- **Exercise prompt**:
Produce a verbatim copy of the following records, leaving out all pictures.

[Supplied material]

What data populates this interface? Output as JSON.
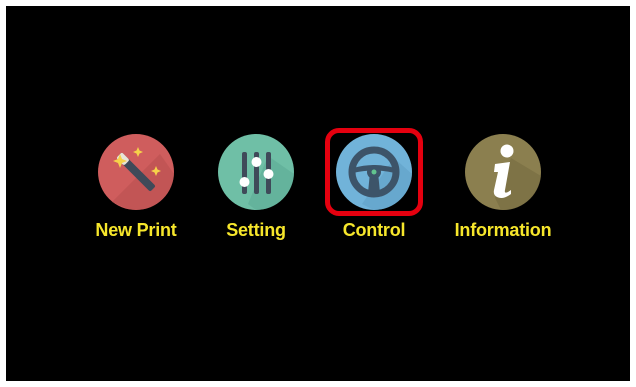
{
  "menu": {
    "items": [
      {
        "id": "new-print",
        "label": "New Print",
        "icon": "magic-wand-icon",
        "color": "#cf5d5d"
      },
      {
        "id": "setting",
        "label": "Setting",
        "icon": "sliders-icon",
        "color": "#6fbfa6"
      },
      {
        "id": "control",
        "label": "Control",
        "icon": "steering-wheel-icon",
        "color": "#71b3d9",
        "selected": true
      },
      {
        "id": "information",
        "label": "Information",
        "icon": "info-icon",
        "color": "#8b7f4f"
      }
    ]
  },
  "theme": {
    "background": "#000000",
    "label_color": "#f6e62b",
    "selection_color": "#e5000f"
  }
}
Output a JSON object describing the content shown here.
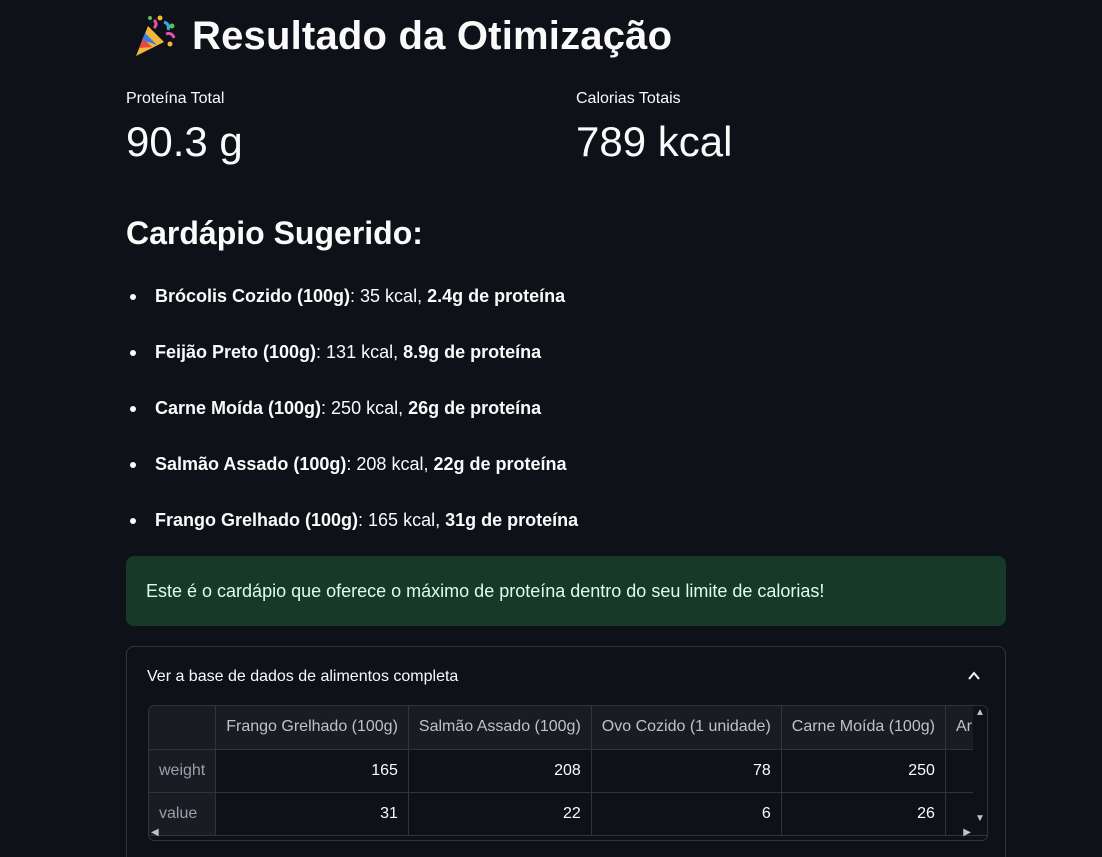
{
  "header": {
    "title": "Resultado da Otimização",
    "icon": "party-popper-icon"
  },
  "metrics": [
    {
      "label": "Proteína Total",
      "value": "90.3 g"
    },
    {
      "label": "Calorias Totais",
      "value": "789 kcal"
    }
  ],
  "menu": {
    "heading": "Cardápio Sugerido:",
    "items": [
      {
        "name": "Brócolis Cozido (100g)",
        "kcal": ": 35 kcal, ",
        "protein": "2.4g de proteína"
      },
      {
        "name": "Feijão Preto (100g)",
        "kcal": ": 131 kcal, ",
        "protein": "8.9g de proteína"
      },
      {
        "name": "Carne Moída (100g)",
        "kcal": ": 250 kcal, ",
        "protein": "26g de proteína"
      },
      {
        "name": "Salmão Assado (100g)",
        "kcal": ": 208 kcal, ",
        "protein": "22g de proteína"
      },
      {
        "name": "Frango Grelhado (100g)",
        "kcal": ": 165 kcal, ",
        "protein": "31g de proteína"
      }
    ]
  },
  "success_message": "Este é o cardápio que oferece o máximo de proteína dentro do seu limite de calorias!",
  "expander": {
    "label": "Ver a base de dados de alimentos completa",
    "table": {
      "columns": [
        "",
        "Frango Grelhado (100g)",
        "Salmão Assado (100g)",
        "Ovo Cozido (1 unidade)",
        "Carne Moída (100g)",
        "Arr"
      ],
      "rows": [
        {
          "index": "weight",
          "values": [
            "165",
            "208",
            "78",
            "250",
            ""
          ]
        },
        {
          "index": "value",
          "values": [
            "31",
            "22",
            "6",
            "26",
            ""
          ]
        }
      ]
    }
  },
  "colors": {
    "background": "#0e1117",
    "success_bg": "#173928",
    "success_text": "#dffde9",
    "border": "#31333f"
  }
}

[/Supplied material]

- **Solution**:
What data populates this interface? Output as JSON.
{
  "menu": {
    "items": [
      {
        "id": "new-print",
        "label": "New Print",
        "icon": "magic-wand-icon",
        "color": "#cf5d5d"
      },
      {
        "id": "setting",
        "label": "Setting",
        "icon": "sliders-icon",
        "color": "#6fbfa6"
      },
      {
        "id": "control",
        "label": "Control",
        "icon": "steering-wheel-icon",
        "color": "#71b3d9",
        "selected": true
      },
      {
        "id": "information",
        "label": "Information",
        "icon": "info-icon",
        "color": "#8b7f4f"
      }
    ]
  },
  "theme": {
    "background": "#000000",
    "label_color": "#f6e62b",
    "selection_color": "#e5000f"
  }
}
Output a JSON object describing the content shown here.
{
  "header": {
    "title": "Resultado da Otimização",
    "icon": "party-popper-icon"
  },
  "metrics": [
    {
      "label": "Proteína Total",
      "value": "90.3 g"
    },
    {
      "label": "Calorias Totais",
      "value": "789 kcal"
    }
  ],
  "menu": {
    "heading": "Cardápio Sugerido:",
    "items": [
      {
        "name": "Brócolis Cozido (100g)",
        "kcal": ": 35 kcal, ",
        "protein": "2.4g de proteína"
      },
      {
        "name": "Feijão Preto (100g)",
        "kcal": ": 131 kcal, ",
        "protein": "8.9g de proteína"
      },
      {
        "name": "Carne Moída (100g)",
        "kcal": ": 250 kcal, ",
        "protein": "26g de proteína"
      },
      {
        "name": "Salmão Assado (100g)",
        "kcal": ": 208 kcal, ",
        "protein": "22g de proteína"
      },
      {
        "name": "Frango Grelhado (100g)",
        "kcal": ": 165 kcal, ",
        "protein": "31g de proteína"
      }
    ]
  },
  "success_message": "Este é o cardápio que oferece o máximo de proteína dentro do seu limite de calorias!",
  "expander": {
    "label": "Ver a base de dados de alimentos completa",
    "table": {
      "columns": [
        "",
        "Frango Grelhado (100g)",
        "Salmão Assado (100g)",
        "Ovo Cozido (1 unidade)",
        "Carne Moída (100g)",
        "Arr"
      ],
      "rows": [
        {
          "index": "weight",
          "values": [
            "165",
            "208",
            "78",
            "250",
            ""
          ]
        },
        {
          "index": "value",
          "values": [
            "31",
            "22",
            "6",
            "26",
            ""
          ]
        }
      ]
    }
  },
  "colors": {
    "background": "#0e1117",
    "success_bg": "#173928",
    "success_text": "#dffde9",
    "border": "#31333f"
  }
}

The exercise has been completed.